  • Going whole hog

    A Q&A with irreverent Arkansas-raised comedian Matt Besser
    • Dec 20, 2007
  • More »

Most Shared

  • Bill to regulate dog breeders draws opposition inside chamber from industry rep

    A fight could be brewing over regulation of puppy mills, with legislation planned to better protect dogs and opposition already underway from a state representative who makes a living working with commercial dog breeders.
  • Arkansas's new anti-gay law forgets history

    It turns back the clock on civil rights.
  • The hart

    It is hard for a straight person, The Observer included, to imagine what it would be like to be born gay — to be shipwrecked here on this space-going clod, where nearly every textbook, novel, film and television show, nearly every blaring screen or billboard or magazine ad, reinforces the idea that "normal" means "heterosexual."
  • Clergy oppose another piece of gay discrimination legislation

    SB 202, which will take effect Tuesday unless Gov. Asa Hutchinson vetoes it, isn't the only legislation pending that aims at protecting discrimination against gay people. A companion bill, HB 1228, by Rep. Bob Ballinger, has similar intent to protect "conscience" as a pretext for legal discrimination against gay people in matters unrelated to religious practice.
  • Presbytery of Arkansas opposes bills aimed at gay discrimination

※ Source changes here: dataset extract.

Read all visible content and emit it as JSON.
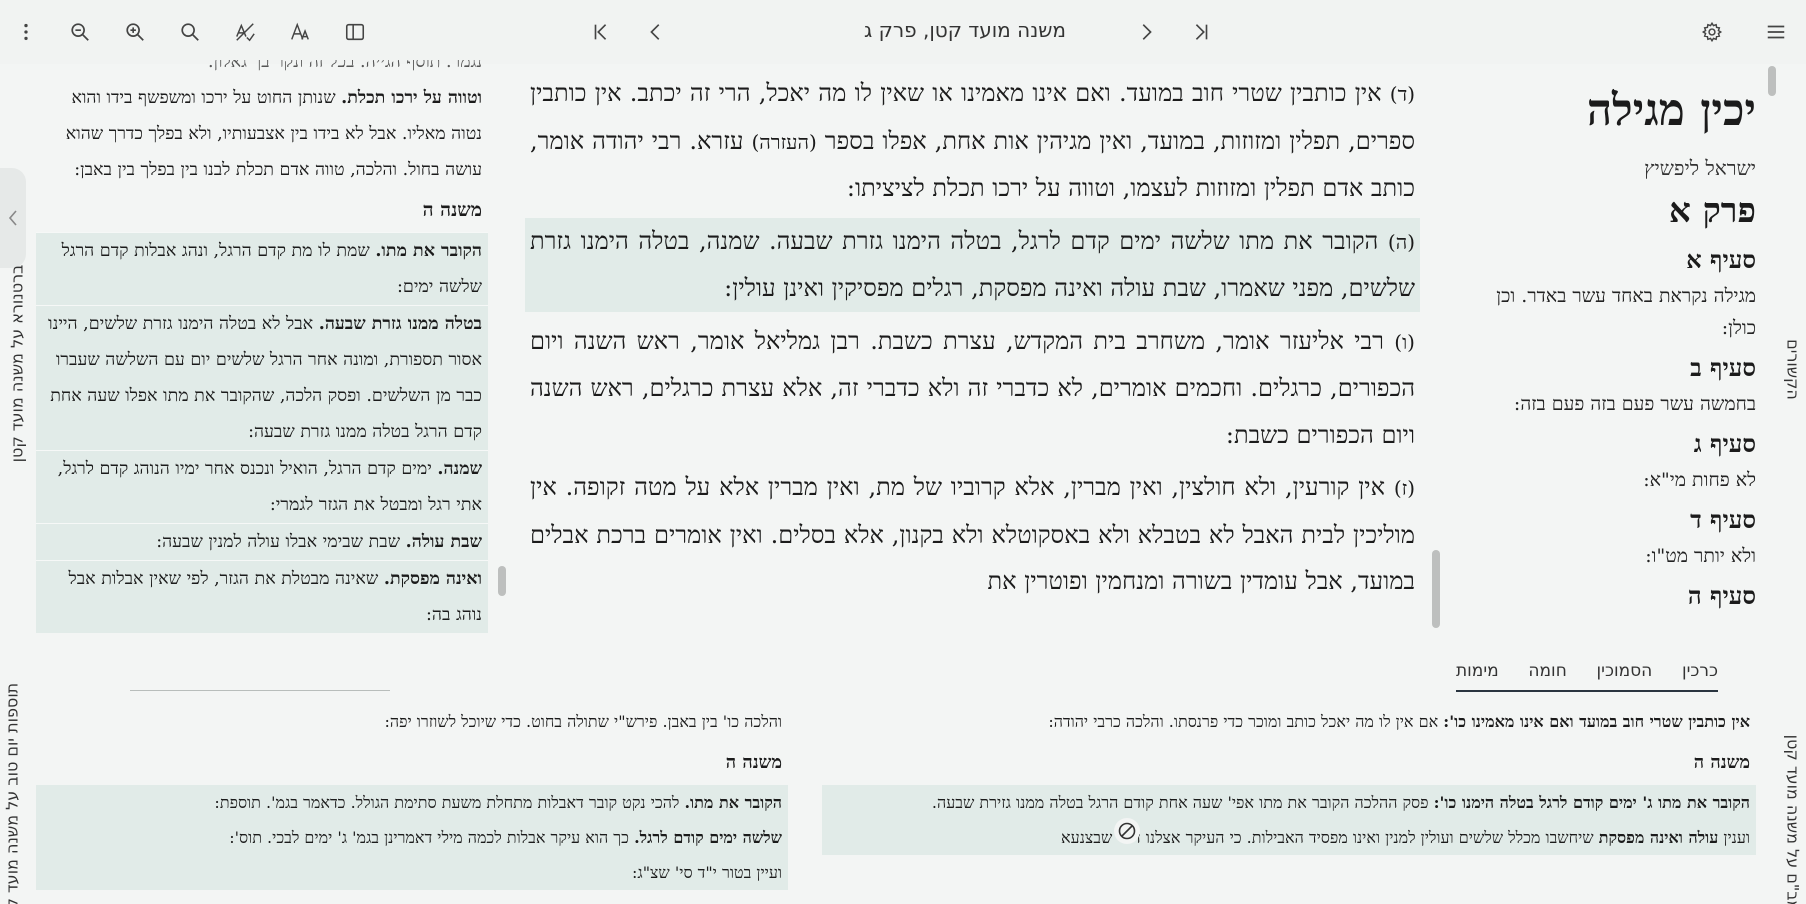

    The Presbytery of Arkansas, the governing body for Presbyterian churches in the northern two-thirds of Arkansas, met Saturday at Clarksville and adopted a resolution urging Gov. Asa Hutchinson to veto SB 202, which is aimed at preventing local government from passing anti-discrimination laws to protect gay people. The Presbytery also expressed its opposition to a pending House bill that, in the name of "conscience," would protect those who discriminate against gay people.

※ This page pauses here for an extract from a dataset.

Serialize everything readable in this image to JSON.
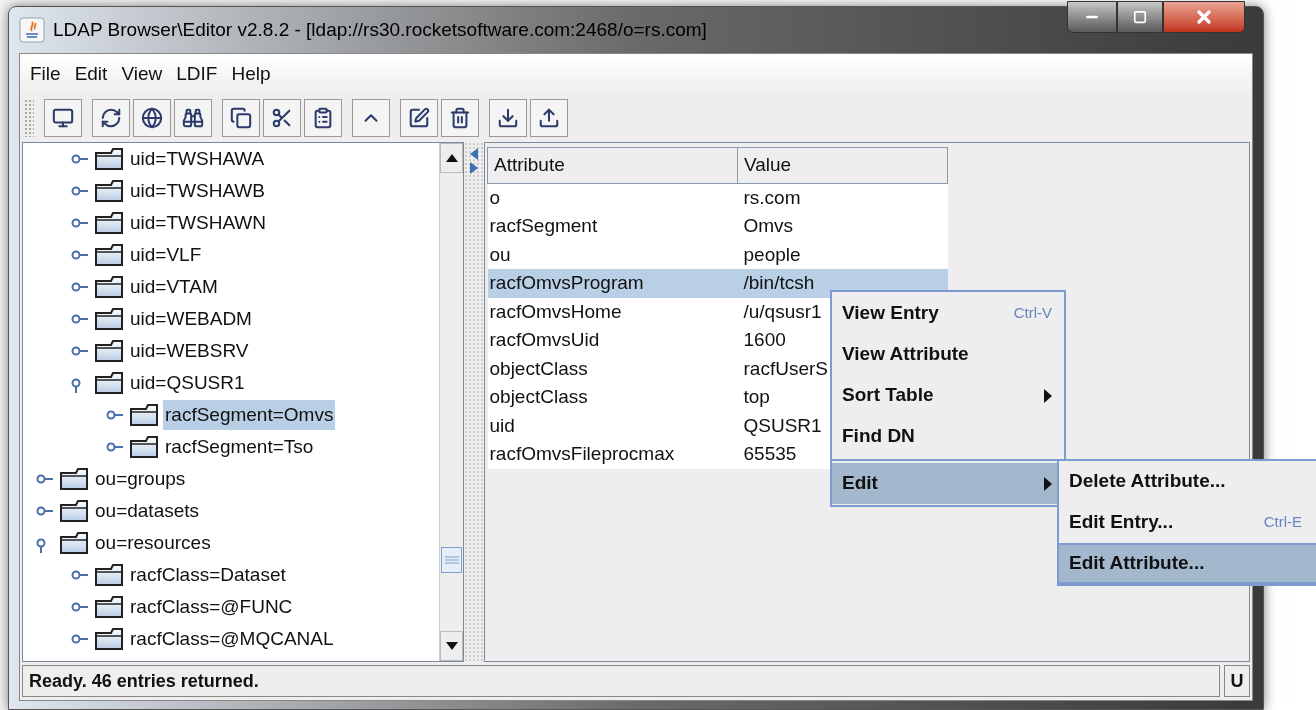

Latest in Ernest Dumas

  • Rutledge roots for dirty coal

    Grandstanding is one of the unwritten constitutional functions of state attorneys general, but it always helps to know who is in the cheering section.
    • Feb 26, 2015
  • Legislating discrimination

    Shortly, the Arkansas legislature will declare discrimination as official state policy, something that it has rarely done, at least overtly, since before the Civil War. This time, can we discuss it rationally without the rage that characterized the tantrums for slavery, secession and abolition back then?
    • Feb 19, 2015
  • Jobs added, not lost, thanks to Obamacare

    Before suspending our fascination with Arkansas's rocky love affair with Obamacare and its "private option" for the rest of 2015, may we re-examine a couple of the great propaganda frauds that were perpetuated during the long battles in Arkansas and nationally?
    • Feb 12, 2015
  • More »

Event Calendar

« »

February

S M T W T F S
1 2 3 4 5 6 7
8 9 10 11 12 13 14
15 16 17 18 19 20 21
22 23 24 25 26 27 28

Most Viewed

  • SB202: short-term loss, long-term gain

    Many understandably believe the enactment of SB202 — the legislation that bars local governments from creating protected classes not presently recognized in state law — to be a significant step back for LGBT rights in Arkansas.
  • The free lunch legislature

    Is it any wonder the Arkansas legislature thinks you can get something for nothing?
  • Rutledge roots for dirty coal

    Grandstanding is one of the unwritten constitutional functions of state attorneys general, but it always helps to know who is in the cheering section.

Most Recent Comments

 

© 2015 Arkansas Times | 201 East Markham, Suite 200, Little Rock, AR 72201
Powered by Foundation